- **SUPPLIED DATA**
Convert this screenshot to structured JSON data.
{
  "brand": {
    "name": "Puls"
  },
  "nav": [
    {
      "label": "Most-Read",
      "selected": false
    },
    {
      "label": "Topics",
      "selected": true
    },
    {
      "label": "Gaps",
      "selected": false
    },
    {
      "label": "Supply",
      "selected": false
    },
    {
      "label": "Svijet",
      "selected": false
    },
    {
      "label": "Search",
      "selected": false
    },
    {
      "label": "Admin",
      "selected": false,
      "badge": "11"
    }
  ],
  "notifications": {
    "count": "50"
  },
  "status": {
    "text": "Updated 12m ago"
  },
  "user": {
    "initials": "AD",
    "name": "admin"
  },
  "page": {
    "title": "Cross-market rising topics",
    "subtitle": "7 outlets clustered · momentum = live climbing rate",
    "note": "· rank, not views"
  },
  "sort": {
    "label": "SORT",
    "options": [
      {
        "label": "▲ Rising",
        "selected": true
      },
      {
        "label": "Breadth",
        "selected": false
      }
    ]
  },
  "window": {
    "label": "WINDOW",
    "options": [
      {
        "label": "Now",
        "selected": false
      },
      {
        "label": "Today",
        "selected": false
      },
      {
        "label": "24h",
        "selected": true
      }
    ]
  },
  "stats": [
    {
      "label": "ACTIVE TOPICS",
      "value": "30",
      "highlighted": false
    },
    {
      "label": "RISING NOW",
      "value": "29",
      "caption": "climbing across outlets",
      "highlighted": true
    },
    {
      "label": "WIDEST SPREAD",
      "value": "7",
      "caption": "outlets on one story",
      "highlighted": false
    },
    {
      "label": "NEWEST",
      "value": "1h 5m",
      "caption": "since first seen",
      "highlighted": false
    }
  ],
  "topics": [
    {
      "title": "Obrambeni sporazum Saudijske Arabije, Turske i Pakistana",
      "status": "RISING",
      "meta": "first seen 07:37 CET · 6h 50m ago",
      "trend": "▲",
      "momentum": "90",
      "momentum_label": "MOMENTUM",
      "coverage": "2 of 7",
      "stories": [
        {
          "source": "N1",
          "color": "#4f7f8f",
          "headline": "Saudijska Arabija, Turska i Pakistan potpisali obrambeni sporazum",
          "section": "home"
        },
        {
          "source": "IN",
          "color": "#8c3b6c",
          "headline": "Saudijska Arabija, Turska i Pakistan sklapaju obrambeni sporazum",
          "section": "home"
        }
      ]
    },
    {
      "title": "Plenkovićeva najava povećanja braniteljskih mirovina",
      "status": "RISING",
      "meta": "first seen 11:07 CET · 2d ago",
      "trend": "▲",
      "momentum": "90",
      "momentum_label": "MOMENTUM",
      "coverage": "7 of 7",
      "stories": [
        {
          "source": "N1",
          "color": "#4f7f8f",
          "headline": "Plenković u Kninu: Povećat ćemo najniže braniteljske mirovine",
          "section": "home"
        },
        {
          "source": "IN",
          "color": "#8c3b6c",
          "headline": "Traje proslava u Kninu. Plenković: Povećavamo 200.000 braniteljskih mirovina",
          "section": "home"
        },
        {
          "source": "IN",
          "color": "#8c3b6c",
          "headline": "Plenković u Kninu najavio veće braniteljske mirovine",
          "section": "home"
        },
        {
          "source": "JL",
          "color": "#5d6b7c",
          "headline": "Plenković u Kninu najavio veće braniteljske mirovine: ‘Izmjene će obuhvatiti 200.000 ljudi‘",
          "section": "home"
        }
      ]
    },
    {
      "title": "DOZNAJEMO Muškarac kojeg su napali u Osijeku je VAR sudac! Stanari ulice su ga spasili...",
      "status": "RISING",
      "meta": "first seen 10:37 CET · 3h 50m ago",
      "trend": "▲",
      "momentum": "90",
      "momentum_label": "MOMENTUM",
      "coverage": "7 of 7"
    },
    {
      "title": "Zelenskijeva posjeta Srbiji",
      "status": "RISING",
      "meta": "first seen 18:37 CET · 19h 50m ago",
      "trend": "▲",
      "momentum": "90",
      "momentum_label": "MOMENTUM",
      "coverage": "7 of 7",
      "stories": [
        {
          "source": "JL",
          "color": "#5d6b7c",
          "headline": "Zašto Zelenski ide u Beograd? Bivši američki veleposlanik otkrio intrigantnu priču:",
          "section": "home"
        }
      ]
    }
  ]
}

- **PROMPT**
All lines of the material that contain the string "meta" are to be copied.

- **TASK OUTPUT**
      "meta": "first seen 07:37 CET · 6h 50m ago",
      "meta": "first seen 11:07 CET · 2d ago",
      "meta": "first seen 10:37 CET · 3h 50m ago",
      "meta": "first seen 18:37 CET · 19h 50m ago",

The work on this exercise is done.